With great power comes great banter in writer director Joss Whedon's blockbuster multiplier, which if not the best superhero movie ever, it might well be the funniest. Avengers Assemble is a power play that's unprecedented in Hollywood history, launching three different 100 million dollar franchises to construct one super mega franchise. And it has to be said, handing it to a fanboy whose single previous feature film (Serenity) couldn't even scrape back its budget at the worldwide box office was a massive dice roll.
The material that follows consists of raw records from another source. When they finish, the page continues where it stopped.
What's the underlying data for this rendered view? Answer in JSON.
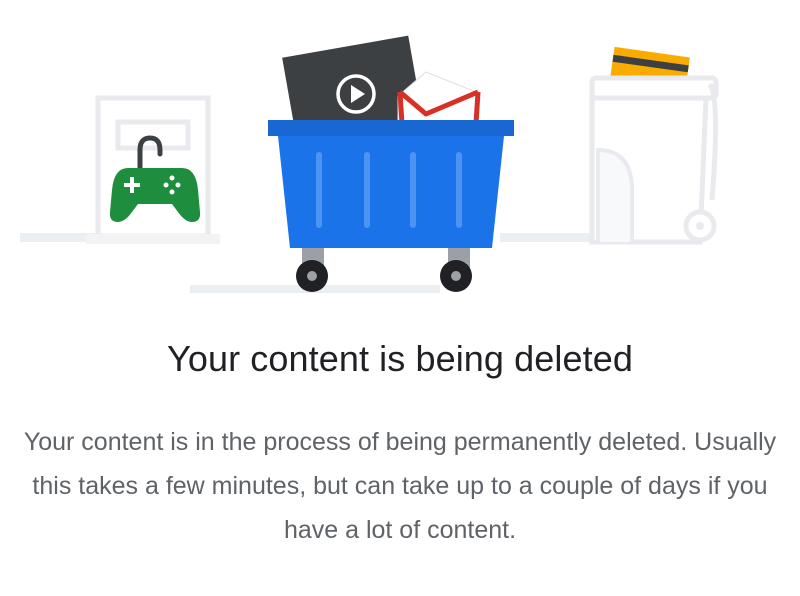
{
  "heading": "Your content is being deleted",
  "description": "Your content is in the process of being permanently deleted. Usually this takes a few minutes, but can take up to a couple of days if you have a lot of content.",
  "colors": {
    "dumpster_blue": "#1a73e8",
    "gamepad_green": "#1e8e3e",
    "mail_red": "#d93025",
    "card_yellow": "#f9ab00",
    "title_text": "#202124",
    "body_text": "#5f6368"
  },
  "icons": [
    "dumpster-icon",
    "video-icon",
    "mail-icon",
    "gamepad-icon",
    "lock-icon",
    "credit-card-icon",
    "trash-can-icon"
  ]
}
Iron Man (Robert Downey Jr.), Hulk (Mark Ruffalo), Thor (Chris Hemsworth) and Captain America (Chris Evans) on the big screen together was always going to be a massive kick. But could any screen be big enough for all them? Would Avengers Assemble look like four bodybuilders in an elevator? The suit, the smash, the hammer, the shield, the hype! Like X Men The Last Stand, Spiderman 3 and Iron Man 2 there was a real danger of hero verload. Sure enough, it takes Whedon a while to assemble his Avengers, as S.H.I.E.L.D. agents Nick Fury (Samuel L.Jackson), Black Widow (Scarlett Johansson) and Phil Coulson (Gregg Clark) recruit the superheroes to save Earth after Loki (Tom Hiddleston), Thor's power mad brother, returns to enslave mankind with an all powerful cosmic cub, "What does he want me to do, swallow it?" asks Ruffalo's Dr. Bruce Banner. And from there, the outstanding one liners keep coming, With X Men and X2, Bryan Singer showed how you could disguise a compelling ensemble drama as a superhero actioner. This is exactly Whedon's speciality as well as creating cult TV phenomenon Buffy, he worked on the scripts for X Men and Toy Story and his screenplay drags together a group of characters with pretty much zero interest in each other. How? By locking big egos in small rooms and letting the funnies fly. Lifting the movie's pace every time he steps on screen in the first half, RDJ's Tony Stark catalyses the Avengers with machine gun wit. He gives both barrels to Thor. The one liners are priceless and really drag the viewer into the fun of it all. Arguably the least interesting and most poorly dressed of the Avengers, Cap duly suffers in his first brawl with Loki and finds his 1940's brain drubbed like a punch bag by the sarcastic Stark. But affectionately, Whedon plays to his characters weaknesses as well as their strengths as his comic book heroes bounce off each other. And I do mean that literally. Despite being mere mortals, Jeremy Renner's laser sighted archer Hawkeye and Scarlett Johansson's gymnastic spy Black Widow find key roles in the story. There's no sex factor in this superhero smack down. Instead, maybe the most interesting frisson sparks between fellow brainiacs Tony Stark and Dr. Banner. Once the green giant bursts free, he grabs hold of the movie and yanks it out of Downey Jr.'s hands. The best moments and the biggest laughs belong to Hulk's smash happy personality and only one of them is blown by the trailer. Behind the camera, Whedon managers put his money (more than 200million Dollars of it) where his mouth is, after an airship siege high in the clouds, the movie surges towards an exciting, epic extended finale of city smashing carnage that stretches for a Transformers level of mass destruction. As Loki's army pours in from another dimension, one showboating unbroken action shot swoops through the battle to track each Avenger fighting against gigantic flying robo fish and alien warriors riding space chariots. This 142 minute romp between gods, monsters, men and supermen packs so much crowd pleasing colour and humour that it's impossible not to walk out grinning. It's excellent and for once lives up to the Hype!